As we’ve seen, there are several units where the central thrust has to do with wrath or judgment. But there is no shortage of application material here. Think about unbelievers who might be present. Say something to the believers who carry a message of hope to those in their lives who are still under wrath. You will even have the opportunity to help your professing believers examine themselves—are they really Christians?
For example, Chapters 2-3 touch on the insider who judges the truth-suppressors. This person has high exposure to the “oracles of God” but this does not produce salvation. It is faith in Christ. Some of our listeners might think they’re in when they really haven’t thought it through yet. Application is not always homework for the hands and feet. It’s also for the mind and heart. Take them there.
This series will provide ample opportunities to touch on topics that are at the forefront of our minds today as ever. From issues concerning sexual deviance (1:26-27; 13:13) to how we are to view secular (even wicked) governing authorities (13:1-5). From paying taxes (13:6-7) to supporting missionaries (15:24). From raw honesty about the nagging presence of the flesh (7:7-25) to a provocation toward Spirit-dependent prayer (8:26-27). From influential but dangerous teachers (16:17-19), to sometimes lesser known but exemplary saints worthy of commendation (16:1-16, 21-23). For the doctrinal depths that Romans will force you to plumb, it is not difficult to see how each person listening can have their lives shaped and affected in tangible ways.
My Encounter with Romans

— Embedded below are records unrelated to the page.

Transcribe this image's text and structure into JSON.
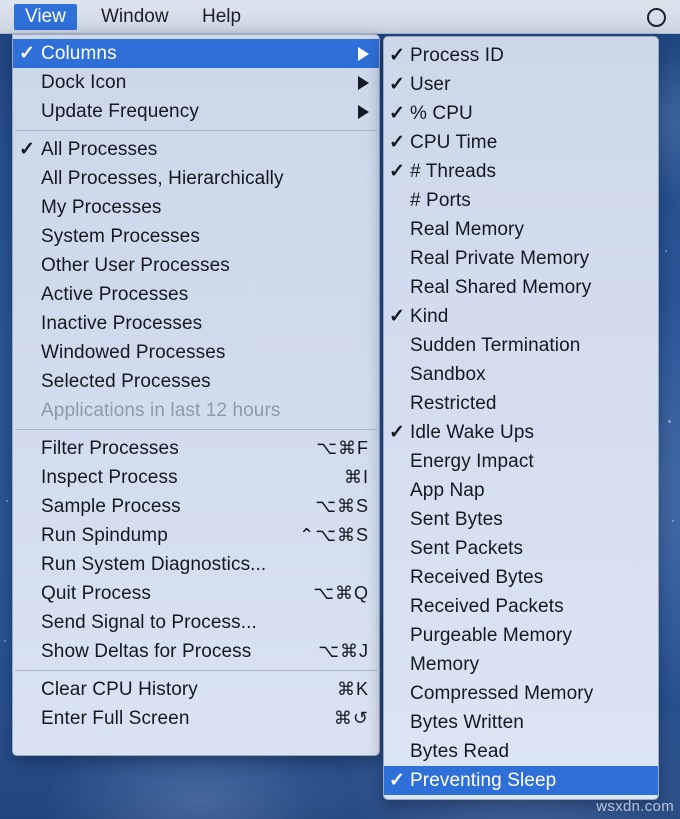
{
  "menubar": {
    "items": [
      {
        "label": "View",
        "active": true
      },
      {
        "label": "Window",
        "active": false
      },
      {
        "label": "Help",
        "active": false
      }
    ],
    "right_icon": "circle-icon"
  },
  "view_menu": {
    "groups": [
      {
        "name": "submenu-group",
        "items": [
          {
            "label": "Columns",
            "checked": true,
            "submenu": true,
            "selected": true,
            "shortcut": ""
          },
          {
            "label": "Dock Icon",
            "checked": false,
            "submenu": true,
            "selected": false,
            "shortcut": ""
          },
          {
            "label": "Update Frequency",
            "checked": false,
            "submenu": true,
            "selected": false,
            "shortcut": ""
          }
        ]
      },
      {
        "name": "process-filter-group",
        "items": [
          {
            "label": "All Processes",
            "checked": true,
            "submenu": false,
            "selected": false,
            "shortcut": ""
          },
          {
            "label": "All Processes, Hierarchically",
            "checked": false,
            "submenu": false,
            "selected": false,
            "shortcut": ""
          },
          {
            "label": "My Processes",
            "checked": false,
            "submenu": false,
            "selected": false,
            "shortcut": ""
          },
          {
            "label": "System Processes",
            "checked": false,
            "submenu": false,
            "selected": false,
            "shortcut": ""
          },
          {
            "label": "Other User Processes",
            "checked": false,
            "submenu": false,
            "selected": false,
            "shortcut": ""
          },
          {
            "label": "Active Processes",
            "checked": false,
            "submenu": false,
            "selected": false,
            "shortcut": ""
          },
          {
            "label": "Inactive Processes",
            "checked": false,
            "submenu": false,
            "selected": false,
            "shortcut": ""
          },
          {
            "label": "Windowed Processes",
            "checked": false,
            "submenu": false,
            "selected": false,
            "shortcut": ""
          },
          {
            "label": "Selected Processes",
            "checked": false,
            "submenu": false,
            "selected": false,
            "shortcut": ""
          },
          {
            "label": "Applications in last 12 hours",
            "checked": false,
            "submenu": false,
            "selected": false,
            "shortcut": "",
            "disabled": true
          }
        ]
      },
      {
        "name": "process-actions-group",
        "items": [
          {
            "label": "Filter Processes",
            "checked": false,
            "submenu": false,
            "selected": false,
            "shortcut": "⌥⌘F"
          },
          {
            "label": "Inspect Process",
            "checked": false,
            "submenu": false,
            "selected": false,
            "shortcut": "⌘I"
          },
          {
            "label": "Sample Process",
            "checked": false,
            "submenu": false,
            "selected": false,
            "shortcut": "⌥⌘S"
          },
          {
            "label": "Run Spindump",
            "checked": false,
            "submenu": false,
            "selected": false,
            "shortcut": "⌃⌥⌘S"
          },
          {
            "label": "Run System Diagnostics...",
            "checked": false,
            "submenu": false,
            "selected": false,
            "shortcut": ""
          },
          {
            "label": "Quit Process",
            "checked": false,
            "submenu": false,
            "selected": false,
            "shortcut": "⌥⌘Q"
          },
          {
            "label": "Send Signal to Process...",
            "checked": false,
            "submenu": false,
            "selected": false,
            "shortcut": ""
          },
          {
            "label": "Show Deltas for Process",
            "checked": false,
            "submenu": false,
            "selected": false,
            "shortcut": "⌥⌘J"
          }
        ]
      },
      {
        "name": "window-actions-group",
        "items": [
          {
            "label": "Clear CPU History",
            "checked": false,
            "submenu": false,
            "selected": false,
            "shortcut": "⌘K"
          },
          {
            "label": "Enter Full Screen",
            "checked": false,
            "submenu": false,
            "selected": false,
            "shortcut": "⌘↺"
          }
        ]
      }
    ]
  },
  "columns_menu": {
    "items": [
      {
        "label": "Process ID",
        "checked": true,
        "selected": false
      },
      {
        "label": "User",
        "checked": true,
        "selected": false
      },
      {
        "label": "% CPU",
        "checked": true,
        "selected": false
      },
      {
        "label": "CPU Time",
        "checked": true,
        "selected": false
      },
      {
        "label": "# Threads",
        "checked": true,
        "selected": false
      },
      {
        "label": "# Ports",
        "checked": false,
        "selected": false
      },
      {
        "label": "Real Memory",
        "checked": false,
        "selected": false
      },
      {
        "label": "Real Private Memory",
        "checked": false,
        "selected": false
      },
      {
        "label": "Real Shared Memory",
        "checked": false,
        "selected": false
      },
      {
        "label": "Kind",
        "checked": true,
        "selected": false
      },
      {
        "label": "Sudden Termination",
        "checked": false,
        "selected": false
      },
      {
        "label": "Sandbox",
        "checked": false,
        "selected": false
      },
      {
        "label": "Restricted",
        "checked": false,
        "selected": false
      },
      {
        "label": "Idle Wake Ups",
        "checked": true,
        "selected": false
      },
      {
        "label": "Energy Impact",
        "checked": false,
        "selected": false
      },
      {
        "label": "App Nap",
        "checked": false,
        "selected": false
      },
      {
        "label": "Sent Bytes",
        "checked": false,
        "selected": false
      },
      {
        "label": "Sent Packets",
        "checked": false,
        "selected": false
      },
      {
        "label": "Received Bytes",
        "checked": false,
        "selected": false
      },
      {
        "label": "Received Packets",
        "checked": false,
        "selected": false
      },
      {
        "label": "Purgeable Memory",
        "checked": false,
        "selected": false
      },
      {
        "label": "Memory",
        "checked": false,
        "selected": false
      },
      {
        "label": "Compressed Memory",
        "checked": false,
        "selected": false
      },
      {
        "label": "Bytes Written",
        "checked": false,
        "selected": false
      },
      {
        "label": "Bytes Read",
        "checked": false,
        "selected": false
      },
      {
        "label": "Preventing Sleep",
        "checked": true,
        "selected": true
      }
    ]
  },
  "watermark": {
    "text": "wsxdn.com"
  },
  "colors": {
    "highlight": "#2f70d8",
    "menu_bg": "#cdd8ea",
    "text": "#151920",
    "disabled_text": "#8e9aac",
    "desktop": "#2c5697"
  },
  "glyphs": {
    "check": "✓"
  }
}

Preaching through Romans provides an occasion to drill down on rich and profound contours of the gospel, but there is no lack of contact with real-life issues facing your listeners on a regular basis. In John Stott’s introduction to his commentary on Romans, he wrote: “I have not been altogether surprised … in the course of writing this exposition, to observe how many contemporary issues are touched on by Paul in Romans.” Listeners will be challenged to think deeply but also to live in ardent obedience for God’s glory in specific ways.
This means we can prayerfully expect a different church on the other side of this series. A church that has been challenged to revisit their previous theological assumptions. A church that is goaded to lean into harmony with others who are different from them. A church that will know better how to navigate our dual citizenship in this world. A church with a keener taste for missionary endeavors.
Now to him who is able to strengthen you according to the gospel and according to the preaching of Jesus Christ, be glory forever!
Thomas R. Schreiner, Romans (Baker Exegetical Commentary on the NT), Baker, 1998.
Douglas J. Moo, The Letter to the Romans (New International Commentary on the NT), 2nd ed, Eerdmans, 2018.
C.E.B. Cranfield, The Epistle to the Romans, vols. 1 & 2 (International Critical Commentary Series), T&T Clark, 2004.
 John Murray, Epistle to the Romans (Eerdmans, 1960), p. xiii.
 John R.W. Stott, The Message of Romans (The Bible Speaks Today) Rev. ed. Downers Grove, IL: IVP, 2020. p. x.
Lucas O’Neill is a Clinical Associate Professor of Homiletics at Trinity Evangelical Divinity School (Deerfield, IL). He has pastored Christian Fellowship Church (Itasca, IL) for over ten years, and is the author of "Preaching to Be Heard" (Lexham Press, 2019).